Of course, blockchain doesn’t work without unique identifiers. The adoption of standards in our industry has been slow. But the time has come to embrace standards – in particular, unique identifiers for deals/facilities and participants (i.e. CUSIPs and MEIs). To enable the future (read: blockchain), CUSIPs should be applied for at the beginning of the process and included on bank books and term sheets. Lenders should have CUSIPs in their systems from the commitment/allocation stage to price the deals appropriately before the primary trades even settle. Primary market lawyers must ensure their inclusion on draft and final documents. CUSIPs must be included on all trade documentation and servicing notices.
Meanwhile, a new standard Admin Detail Form will allow data to be automatically consumed into agent bank systems. It will align with the FpML standard and ADF portals. New accounts must be onboarded at the time of formation, not the first trade. (Likewise, lenders should provide new account information to Agents as soon as the new entity is formed and be responsive to documentation requests as quickly as possible.) Current tax forms must be maintained with Agents in order to avoid unnecessary withholdings. Furthermore the industry will work toward significantly reducing, if not eliminating entirely, pop-ups on assignment agreements in favor of credit agreement representations. Usage of the LSTA Form of Assignment and Assumption Agreement was advised.
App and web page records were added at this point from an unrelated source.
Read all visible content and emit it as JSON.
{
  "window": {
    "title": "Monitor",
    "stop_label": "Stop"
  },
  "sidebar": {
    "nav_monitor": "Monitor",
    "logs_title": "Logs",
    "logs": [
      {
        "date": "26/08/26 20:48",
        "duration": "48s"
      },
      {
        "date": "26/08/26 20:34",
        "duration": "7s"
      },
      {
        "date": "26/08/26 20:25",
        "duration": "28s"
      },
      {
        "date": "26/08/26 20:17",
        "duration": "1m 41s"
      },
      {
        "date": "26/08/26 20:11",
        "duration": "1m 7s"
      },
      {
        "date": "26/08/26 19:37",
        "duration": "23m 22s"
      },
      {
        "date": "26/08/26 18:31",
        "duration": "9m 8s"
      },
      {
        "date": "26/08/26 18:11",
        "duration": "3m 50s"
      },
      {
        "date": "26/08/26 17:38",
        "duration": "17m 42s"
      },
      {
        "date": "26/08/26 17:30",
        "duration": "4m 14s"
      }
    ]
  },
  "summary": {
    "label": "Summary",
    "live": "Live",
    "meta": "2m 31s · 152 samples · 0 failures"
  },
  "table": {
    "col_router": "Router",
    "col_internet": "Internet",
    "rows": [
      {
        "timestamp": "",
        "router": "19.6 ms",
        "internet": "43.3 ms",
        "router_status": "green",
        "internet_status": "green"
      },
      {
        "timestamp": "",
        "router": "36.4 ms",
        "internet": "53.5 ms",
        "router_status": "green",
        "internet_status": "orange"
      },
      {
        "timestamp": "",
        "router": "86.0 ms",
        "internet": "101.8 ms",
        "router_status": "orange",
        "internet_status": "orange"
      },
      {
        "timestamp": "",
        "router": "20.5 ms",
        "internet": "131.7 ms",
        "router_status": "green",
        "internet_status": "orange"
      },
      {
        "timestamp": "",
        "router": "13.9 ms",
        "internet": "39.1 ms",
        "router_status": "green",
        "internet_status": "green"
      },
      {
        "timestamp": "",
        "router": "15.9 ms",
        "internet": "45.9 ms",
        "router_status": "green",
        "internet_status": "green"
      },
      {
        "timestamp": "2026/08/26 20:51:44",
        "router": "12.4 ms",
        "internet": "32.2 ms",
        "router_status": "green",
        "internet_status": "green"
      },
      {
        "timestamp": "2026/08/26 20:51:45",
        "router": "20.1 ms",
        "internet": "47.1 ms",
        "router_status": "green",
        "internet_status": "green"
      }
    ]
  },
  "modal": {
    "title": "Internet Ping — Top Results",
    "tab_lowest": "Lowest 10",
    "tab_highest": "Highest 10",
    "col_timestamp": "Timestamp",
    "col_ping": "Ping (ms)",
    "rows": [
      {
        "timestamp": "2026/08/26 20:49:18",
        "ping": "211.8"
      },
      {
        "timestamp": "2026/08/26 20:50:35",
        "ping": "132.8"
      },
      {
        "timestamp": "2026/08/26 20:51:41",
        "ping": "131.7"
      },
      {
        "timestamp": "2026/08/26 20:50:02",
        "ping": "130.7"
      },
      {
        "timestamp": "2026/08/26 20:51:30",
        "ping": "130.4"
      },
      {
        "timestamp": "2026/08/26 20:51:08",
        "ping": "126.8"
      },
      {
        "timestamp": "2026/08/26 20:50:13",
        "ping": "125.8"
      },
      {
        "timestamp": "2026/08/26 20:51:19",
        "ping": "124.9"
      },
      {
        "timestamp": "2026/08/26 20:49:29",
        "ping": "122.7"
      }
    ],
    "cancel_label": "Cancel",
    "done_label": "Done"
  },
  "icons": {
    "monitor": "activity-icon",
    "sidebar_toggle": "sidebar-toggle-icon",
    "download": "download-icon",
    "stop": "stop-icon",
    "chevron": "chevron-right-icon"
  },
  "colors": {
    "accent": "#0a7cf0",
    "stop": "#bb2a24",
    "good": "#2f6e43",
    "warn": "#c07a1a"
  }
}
The message of the day? Prepare for disruptive innovation and educate yourself. Learn what a distributed ledger can do, how it works, how your existing and new processes can integrate into the ledger, and how FpML standards can jumpstart this system integration. And when in doubt, always – always –ask questions.